There undoubtedly are people who have benefited from income management and dysfunctional communities that have improved the safety of some very vulnerable people by quarantining income that might otherwise have been prey to abusive partners, friends or relatives. Income management should continue to be available as a tool that might assist in particular circumstances. But it desperately needs some principles to guide its operation. Principles like limiting choice and agency only as a last resort rather than via automatic trigger and providing access to a payment platform free of stigma and shame.

It is also high time for some honest, scaled debate about the genuine effectiveness of income management. In a time of reported budget emergency, considering the national rollout of an expensive program that has not done much of anything feels more than a little imprudent.

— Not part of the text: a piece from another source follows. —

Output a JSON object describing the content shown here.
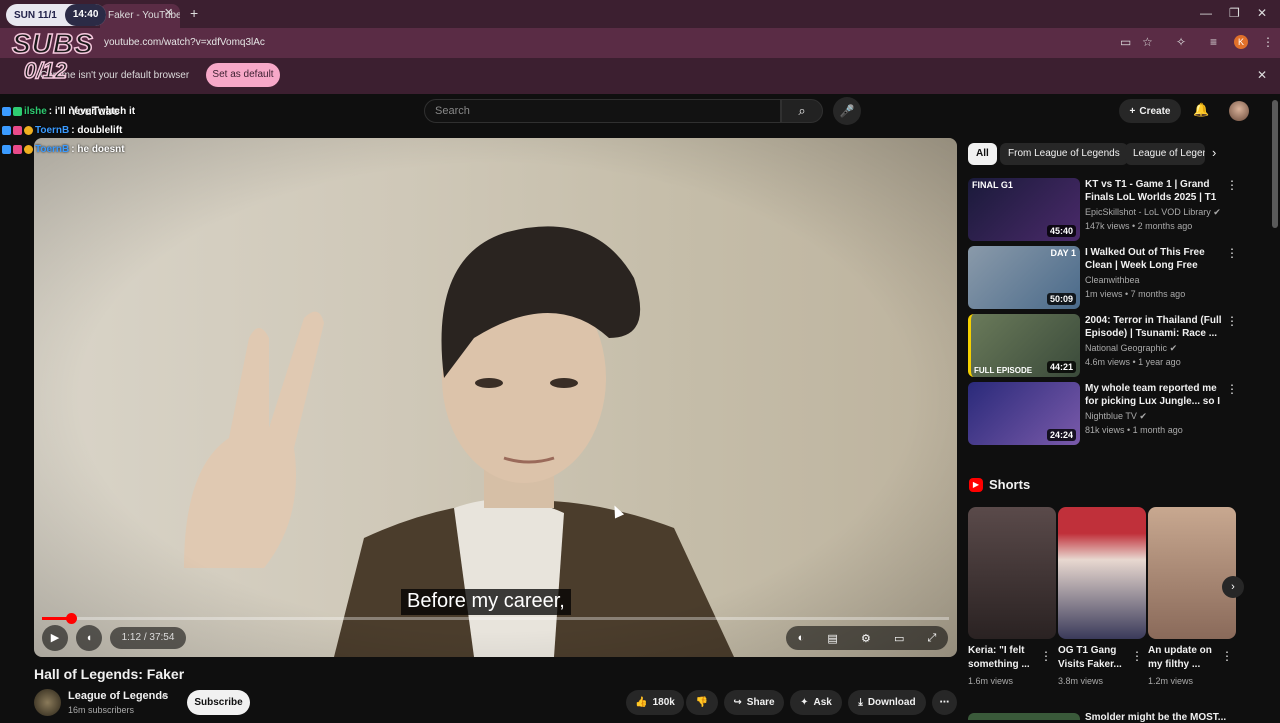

[1] The estimation of $20 million is based on the budgeted commitment of $117 million across the five placed-based income management trial sites

[2] Department of Social Services officers reported a total of 348 income management participants in Greater Shepparton at 16 May 2014, during recent Estimates hearings. Of those, 172 had participated for longer than 14 weeks.

[3] Department of Social Services, A New System for Better Employment and Social Outcomes – Interim Report of the Reference Group on Welfare Reform to the Minister of Social Services, Canberra, June 2014, page 84.

[4] Buckmaster L, Ey C and Klapdoor M, Income Management: an overview, Background Note, Australian Parliamentary Library, Parliament of Australia, Canberra, 21 June 2012, page 40.

[5] Buckmaster et al, ibid, page 24.

[6] Rob Bray J, Gray M, Hand K, Bradbury B, Eastman C and Katz I, Evaluating New Income Management in the Northern Territory: First Evaluation Report, Social Policy Research Centre of New South Wales, Sydney, July 2012, page xxiii.


Posted by Tanya Corrie